  3. Section 1-Q Representing Analytic Data for Research Purposes: Many additional terminologies have been utilized by researchers from Cooperative Groups, research consortia and investigator-initiated trials. Cancer-related terminologies from these resources and others are found within the . The cancer terminologies are bound to common data elements within the , and these elements can help researchers to construct conformant data capture mechanisms linking data from health systems to research. These terminologies are final, not required by FDA and have moderate to high levels of community adoption.
  4. Section 1-Q Representing Analytic Data for Research Purposes: Terminology also exist for analysis datasets that are submitted to the United States Food and Drug Administration. As such we recommend the addition of the . The terminologies are final, required by the FDA and have had high levels of community adoption.
  5. Section II-S: Research - Integrate Healthcare and Clinical Research by Leveraging EHRs and other customessaywriters.info Systems while Preserving FDA’s Requirements: We request the addition of required, open and highly adopted CDISC standards – the and the . These standards have been utilized by diverse research teams from academia, patient advocacy groups, government and industry worldwide to aggregate data from many different real world data sources. In support of the 21st Century Cures Act and other indication-specific areas of integration of healthcare and clinical research data, we also request the inclusion of the implementation specification , which include multiple solid tumors along with dozens of other indications and conditions. There are multiple projects within the PhUSE, CDISC and other communities to map these implementation specifications to HL7 FHIR and other healthcare standards. These specifications are included in the FDA Technical Conformance Guide, but are not required, and their overall adoption is modest to moderate. Finally, we request the addition of the implementation specification , a provisional standard with modest adoption, the maturation of which is occurring in collaboration with HL7 Clinical Genomics Working Group to bridge semantics among clinical genomicists and trialists.
  6. Section II-S: Research - Submission of Clinical Research Data to FDA to Support Product Marketing Applications. We request that the adoption level of the CDISC SEND standard be updated from low to moderate. This required standard is being utilized for submissions to regulators for all pre-clinical genetic toxicology information. We also request the addition of the freely available, non-required standard and the implementation specification , a provisional standard with modest adoption.
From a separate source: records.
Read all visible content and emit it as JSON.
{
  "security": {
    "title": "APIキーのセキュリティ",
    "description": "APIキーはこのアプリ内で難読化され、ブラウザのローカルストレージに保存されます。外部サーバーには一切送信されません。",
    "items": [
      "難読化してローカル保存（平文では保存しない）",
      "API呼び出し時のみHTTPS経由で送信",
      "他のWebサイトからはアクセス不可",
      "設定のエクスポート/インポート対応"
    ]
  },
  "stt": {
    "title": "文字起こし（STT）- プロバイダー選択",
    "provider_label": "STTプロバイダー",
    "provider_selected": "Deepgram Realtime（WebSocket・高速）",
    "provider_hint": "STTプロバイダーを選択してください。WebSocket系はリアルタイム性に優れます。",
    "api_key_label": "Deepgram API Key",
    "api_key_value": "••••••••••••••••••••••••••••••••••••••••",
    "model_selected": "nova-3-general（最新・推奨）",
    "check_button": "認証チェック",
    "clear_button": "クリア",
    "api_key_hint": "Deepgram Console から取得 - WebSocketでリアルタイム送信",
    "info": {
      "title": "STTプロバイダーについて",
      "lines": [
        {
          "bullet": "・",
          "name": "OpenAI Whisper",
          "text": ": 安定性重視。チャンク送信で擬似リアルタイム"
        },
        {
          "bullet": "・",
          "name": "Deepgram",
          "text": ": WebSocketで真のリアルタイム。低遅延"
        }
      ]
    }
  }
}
We appreciate the ONC’s consideration of these requests and suggestions.

 

Lauren Becnel, Ph.D.

VP Strategy & Innovation

Clinical Data Interchange Standards Consortium (CDISC)

 

DoD / VA Interagency Program Office (IPO) comments on 2017 ISA

Thank you for allowing us an opportunity to provide comments on the 2017 as you prepare for the 2018 version.  Included within our comments are comments we also received from VHA representatives.  If there are any questions regarding our comments, please let me know.  This document is key to help move the Industry towards a more open and standard's based approach in exchanging Health information.

 

Very Respectfully,

Chris Hills

CRM_Advance Review 2018 ISA Reference Document_final